(RSF/IFEX) - In letters to Russian Minister of the Interior Vladimir Ruchaylo and Vladimir Semenov, president of the republic of Karatchayevo-Tcherkessie, RSF protested the 14 October 2000 assault on Magomet Tekeyev, editor-in-chief of an independent daily in Karatchayevo-Tcherkessie.
"We ask you to take all the necessary measures to identify and pursue Magomet Tekeyev's attackers, and keep us informed of any developments in the investigation," said Robert Ménard, the organisation's secretary-general. "Independent media are the target of ever increasing pressure from regional and local authorities throughout the Russian Federation," deplored Ménard.
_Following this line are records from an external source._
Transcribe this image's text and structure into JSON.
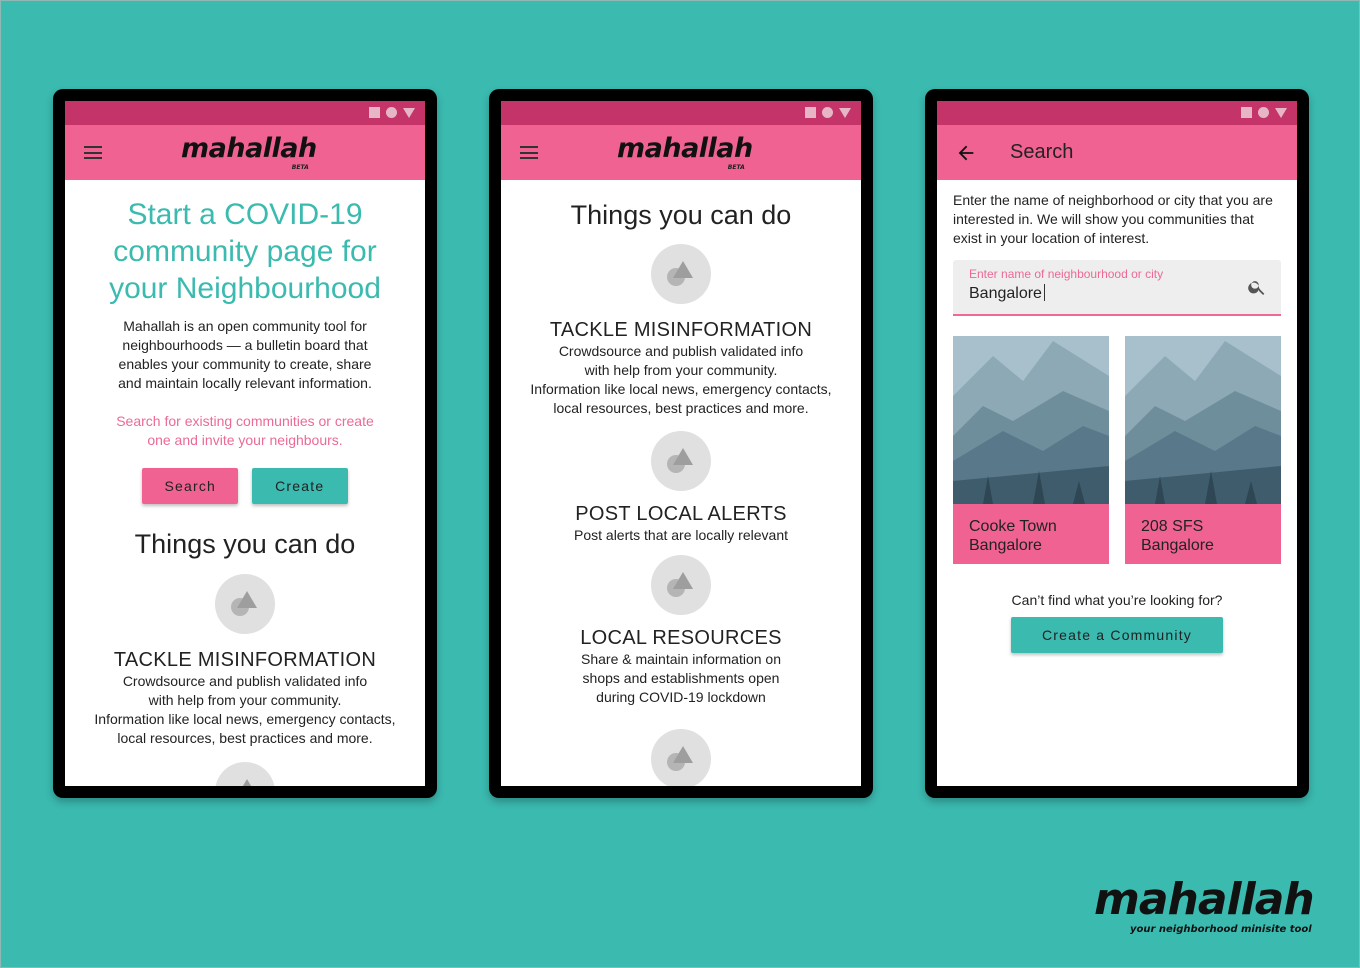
{
  "colors": {
    "background": "#3bbab0",
    "primary_pink": "#f06292",
    "status_bar": "#c43469",
    "teal": "#3bbab0"
  },
  "brand": {
    "logo": "mahallah",
    "beta": "BETA",
    "tagline": "your neighborhood minisite tool"
  },
  "screen1": {
    "hero_title": "Start a COVID-19 community page for your Neighbourhood",
    "intro": "Mahallah is an open community tool for neighbourhoods — a bulletin board that enables your community to create, share and maintain locally relevant information.",
    "cta_text": "Search for existing communities or create one and invite your neighbours.",
    "search_button": "Search",
    "create_button": "Create",
    "things_heading": "Things you can do",
    "feature_title": "TACKLE MISINFORMATION",
    "feature_desc_1": "Crowdsource and publish validated info",
    "feature_desc_2": "with help from your community.",
    "feature_desc_3": "Information like local news, emergency contacts,",
    "feature_desc_4": "local resources, best practices and more."
  },
  "screen2": {
    "things_heading": "Things you can do",
    "features": [
      {
        "title": "TACKLE MISINFORMATION",
        "lines": [
          "Crowdsource and publish validated info",
          "with help from your community.",
          "Information like local news, emergency contacts,",
          "local resources, best practices and more."
        ]
      },
      {
        "title": "POST LOCAL ALERTS",
        "lines": [
          "Post alerts that are locally relevant"
        ]
      },
      {
        "title": "LOCAL RESOURCES",
        "lines": [
          "Share & maintain information on",
          "shops and establishments open",
          "during COVID-19 lockdown"
        ]
      }
    ]
  },
  "screen3": {
    "title": "Search",
    "intro": "Enter the name of neighborhood or city that you are interested in. We will show you communities that exist in your location of interest.",
    "field_label": "Enter name of neighbourhood or city",
    "field_value": "Bangalore",
    "results": [
      {
        "line1": "Cooke Town",
        "line2": "Bangalore"
      },
      {
        "line1": "208 SFS",
        "line2": "Bangalore"
      }
    ],
    "not_found": "Can’t find what you’re looking for?",
    "create_button": "Create a Community"
  },
  "icons": [
    "menu-icon",
    "back-arrow-icon",
    "search-icon",
    "shapes-icon"
  ]
}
According to information collected by RSF, Tekeyev, editor-in-chief of the independent daily "Gorskiye Vedomosti", was brutally and repeatedly assaulted with a club and a bag filled with nails and screws in front of his residence in Tcherkesk, the Karatchayevo-Tcherkessie republic's capital. This Russian Federation republic is located north of Georgia. Tekeyev's colleagues believe that the attack is linked to his work as a journalist, as he has repeatedly denounced corruption in the top echelons of the republic in his articles.
RSF recalled that several journalists have been assassinated in Russia this year. On 12 May, journalist Alexander Yefremov was killed by a remote-control mine in the south-east of Chechnya (see IFEX alert of 16 May 2000). On 16 July, Igor Domnekov, a journalist with "Novaya Gazeta", was mortally wounded after receiving threats (see alerts of 24 and 17 July and 16 May 2000). Two other journalist have been assassinated, but it is unclear to date if their deaths are linked to their journalism activities. On 26 July, Sergei Novikov, director of the independent radio station Vesna, in the Smolensk region, was shot and killed (see alerts of 28 and 27 July 2000). On 21 September, Iskandar Khatloni, a Radio Liberty journalist in Moscow, was found dead with his his head smashed in (see alert of 22 September). None of the investigations into these cases have yielded any concrete results to date, and the journalists' killers remain unpunished.